**What is required:**
From the line bearing "Give me the" down to the final line of the records below, give every line again exactly and add nothing.

[Interface dataset entries]
:::::

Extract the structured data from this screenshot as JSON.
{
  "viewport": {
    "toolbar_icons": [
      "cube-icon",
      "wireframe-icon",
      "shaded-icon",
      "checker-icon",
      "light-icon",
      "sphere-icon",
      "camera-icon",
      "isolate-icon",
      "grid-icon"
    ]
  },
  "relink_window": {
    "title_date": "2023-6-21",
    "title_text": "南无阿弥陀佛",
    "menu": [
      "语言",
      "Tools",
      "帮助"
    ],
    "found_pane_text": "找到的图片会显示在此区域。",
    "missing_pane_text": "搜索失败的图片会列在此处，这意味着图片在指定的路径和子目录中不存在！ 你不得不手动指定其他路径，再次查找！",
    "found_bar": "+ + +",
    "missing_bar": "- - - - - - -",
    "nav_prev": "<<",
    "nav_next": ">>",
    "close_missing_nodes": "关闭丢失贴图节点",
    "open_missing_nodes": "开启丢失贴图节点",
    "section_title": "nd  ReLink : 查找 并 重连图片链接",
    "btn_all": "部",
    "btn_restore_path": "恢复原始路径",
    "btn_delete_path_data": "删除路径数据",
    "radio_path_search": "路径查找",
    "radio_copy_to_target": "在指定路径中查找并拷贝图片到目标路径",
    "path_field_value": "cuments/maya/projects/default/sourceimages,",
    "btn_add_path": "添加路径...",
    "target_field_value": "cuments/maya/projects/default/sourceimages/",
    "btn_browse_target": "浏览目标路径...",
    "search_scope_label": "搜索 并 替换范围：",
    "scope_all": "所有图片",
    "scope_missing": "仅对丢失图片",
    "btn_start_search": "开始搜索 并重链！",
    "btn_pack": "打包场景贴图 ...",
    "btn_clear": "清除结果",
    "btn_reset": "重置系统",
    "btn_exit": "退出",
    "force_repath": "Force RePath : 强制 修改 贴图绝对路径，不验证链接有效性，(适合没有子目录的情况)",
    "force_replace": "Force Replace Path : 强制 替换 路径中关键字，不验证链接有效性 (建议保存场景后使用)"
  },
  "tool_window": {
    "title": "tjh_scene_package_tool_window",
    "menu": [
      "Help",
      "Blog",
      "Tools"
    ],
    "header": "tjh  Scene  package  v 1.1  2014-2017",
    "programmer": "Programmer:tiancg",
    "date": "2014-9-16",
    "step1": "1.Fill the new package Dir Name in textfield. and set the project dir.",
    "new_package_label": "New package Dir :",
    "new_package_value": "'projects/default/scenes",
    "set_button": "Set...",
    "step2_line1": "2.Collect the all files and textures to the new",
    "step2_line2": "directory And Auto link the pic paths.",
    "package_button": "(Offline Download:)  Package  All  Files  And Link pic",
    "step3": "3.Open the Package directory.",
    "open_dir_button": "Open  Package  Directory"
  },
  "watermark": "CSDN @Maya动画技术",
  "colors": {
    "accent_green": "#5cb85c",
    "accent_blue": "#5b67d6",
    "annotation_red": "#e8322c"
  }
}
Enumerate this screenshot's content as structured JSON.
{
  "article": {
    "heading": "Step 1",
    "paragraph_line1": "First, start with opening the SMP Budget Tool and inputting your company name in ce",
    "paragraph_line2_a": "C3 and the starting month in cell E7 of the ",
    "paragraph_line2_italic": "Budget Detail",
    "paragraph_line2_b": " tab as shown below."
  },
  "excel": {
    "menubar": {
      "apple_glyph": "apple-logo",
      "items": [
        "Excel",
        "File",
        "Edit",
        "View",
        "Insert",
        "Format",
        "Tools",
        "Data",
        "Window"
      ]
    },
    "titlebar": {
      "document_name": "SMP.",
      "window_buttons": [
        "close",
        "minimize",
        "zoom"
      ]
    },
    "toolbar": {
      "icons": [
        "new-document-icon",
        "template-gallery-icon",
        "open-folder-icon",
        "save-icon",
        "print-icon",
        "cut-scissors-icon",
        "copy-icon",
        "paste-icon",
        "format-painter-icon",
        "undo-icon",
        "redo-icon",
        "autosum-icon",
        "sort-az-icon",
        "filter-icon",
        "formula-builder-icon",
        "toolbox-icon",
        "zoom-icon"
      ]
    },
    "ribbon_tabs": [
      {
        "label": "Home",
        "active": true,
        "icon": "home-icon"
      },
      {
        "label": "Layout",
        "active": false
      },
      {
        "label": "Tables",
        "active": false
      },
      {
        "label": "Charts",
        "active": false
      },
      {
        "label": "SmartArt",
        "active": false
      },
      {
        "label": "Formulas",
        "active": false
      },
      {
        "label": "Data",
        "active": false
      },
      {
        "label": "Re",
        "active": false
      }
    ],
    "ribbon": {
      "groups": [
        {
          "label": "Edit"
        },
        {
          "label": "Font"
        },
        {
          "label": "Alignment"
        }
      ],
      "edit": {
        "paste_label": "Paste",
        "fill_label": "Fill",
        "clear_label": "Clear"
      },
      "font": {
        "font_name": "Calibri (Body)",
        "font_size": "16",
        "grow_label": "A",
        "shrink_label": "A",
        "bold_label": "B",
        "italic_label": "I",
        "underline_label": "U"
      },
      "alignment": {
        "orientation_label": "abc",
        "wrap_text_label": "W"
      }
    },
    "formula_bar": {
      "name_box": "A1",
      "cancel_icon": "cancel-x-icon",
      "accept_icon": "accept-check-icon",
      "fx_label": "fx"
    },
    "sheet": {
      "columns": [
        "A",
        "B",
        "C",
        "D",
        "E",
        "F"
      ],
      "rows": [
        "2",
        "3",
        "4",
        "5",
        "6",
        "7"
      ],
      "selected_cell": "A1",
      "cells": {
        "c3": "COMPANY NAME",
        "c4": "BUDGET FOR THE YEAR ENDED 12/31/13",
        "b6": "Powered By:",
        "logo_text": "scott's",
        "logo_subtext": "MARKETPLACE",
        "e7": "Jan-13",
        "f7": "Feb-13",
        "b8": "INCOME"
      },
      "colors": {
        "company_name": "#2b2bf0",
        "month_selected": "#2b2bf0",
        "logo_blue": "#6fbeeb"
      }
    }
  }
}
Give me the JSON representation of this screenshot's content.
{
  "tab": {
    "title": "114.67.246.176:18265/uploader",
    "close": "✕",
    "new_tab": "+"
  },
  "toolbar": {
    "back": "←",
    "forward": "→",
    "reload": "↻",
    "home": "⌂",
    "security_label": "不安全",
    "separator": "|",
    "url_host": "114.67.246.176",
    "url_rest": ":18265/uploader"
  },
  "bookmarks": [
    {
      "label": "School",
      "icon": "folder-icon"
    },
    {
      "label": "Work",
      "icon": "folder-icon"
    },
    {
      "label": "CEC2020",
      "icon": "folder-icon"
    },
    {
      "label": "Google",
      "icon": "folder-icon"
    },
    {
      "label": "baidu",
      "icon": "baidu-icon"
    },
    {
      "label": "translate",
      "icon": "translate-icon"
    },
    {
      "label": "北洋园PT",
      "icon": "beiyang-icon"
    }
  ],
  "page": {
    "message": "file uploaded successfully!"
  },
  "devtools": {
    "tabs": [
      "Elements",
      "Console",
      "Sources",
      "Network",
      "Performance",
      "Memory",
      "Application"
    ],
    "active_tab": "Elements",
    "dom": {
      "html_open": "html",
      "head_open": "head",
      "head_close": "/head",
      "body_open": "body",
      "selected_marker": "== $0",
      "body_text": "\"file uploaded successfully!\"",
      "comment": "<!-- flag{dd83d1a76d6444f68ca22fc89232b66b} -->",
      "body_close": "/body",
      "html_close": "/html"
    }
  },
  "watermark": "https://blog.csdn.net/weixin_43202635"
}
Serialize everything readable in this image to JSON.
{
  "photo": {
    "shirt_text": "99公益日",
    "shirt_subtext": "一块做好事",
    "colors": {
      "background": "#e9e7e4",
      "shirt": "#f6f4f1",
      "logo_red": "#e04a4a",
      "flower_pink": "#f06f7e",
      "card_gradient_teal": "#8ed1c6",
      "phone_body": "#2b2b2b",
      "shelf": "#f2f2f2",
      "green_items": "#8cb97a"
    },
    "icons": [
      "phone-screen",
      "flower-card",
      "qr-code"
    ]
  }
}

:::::

**Written solution:**
Give me the JSON representation of this screenshot's content.
{
  "tab": {
    "title": "114.67.246.176:18265/uploader",
    "close": "✕",
    "new_tab": "+"
  },
  "toolbar": {
    "back": "←",
    "forward": "→",
    "reload": "↻",
    "home": "⌂",
    "security_label": "不安全",
    "separator": "|",
    "url_host": "114.67.246.176",
    "url_rest": ":18265/uploader"
  },
  "bookmarks": [
    {
      "label": "School",
      "icon": "folder-icon"
    },
    {
      "label": "Work",
      "icon": "folder-icon"
    },
    {
      "label": "CEC2020",
      "icon": "folder-icon"
    },
    {
      "label": "Google",
      "icon": "folder-icon"
    },
    {
      "label": "baidu",
      "icon": "baidu-icon"
    },
    {
      "label": "translate",
      "icon": "translate-icon"
    },
    {
      "label": "北洋园PT",
      "icon": "beiyang-icon"
    }
  ],
  "page": {
    "message": "file uploaded successfully!"
  },
  "devtools": {
    "tabs": [
      "Elements",
      "Console",
      "Sources",
      "Network",
      "Performance",
      "Memory",
      "Application"
    ],
    "active_tab": "Elements",
    "dom": {
      "html_open": "html",
      "head_open": "head",
      "head_close": "/head",
      "body_open": "body",
      "selected_marker": "== $0",
      "body_text": "\"file uploaded successfully!\"",
      "comment": "<!-- flag{dd83d1a76d6444f68ca22fc89232b66b} -->",
      "body_close": "/body",
      "html_close": "/html"
    }
  },
  "watermark": "https://blog.csdn.net/weixin_43202635"
}
Serialize everything readable in this image to JSON.
{
  "photo": {
    "shirt_text": "99公益日",
    "shirt_subtext": "一块做好事",
    "colors": {
      "background": "#e9e7e4",
      "shirt": "#f6f4f1",
      "logo_red": "#e04a4a",
      "flower_pink": "#f06f7e",
      "card_gradient_teal": "#8ed1c6",
      "phone_body": "#2b2b2b",
      "shelf": "#f2f2f2",
      "green_items": "#8cb97a"
    },
    "icons": [
      "phone-screen",
      "flower-card",
      "qr-code"
    ]
  }
}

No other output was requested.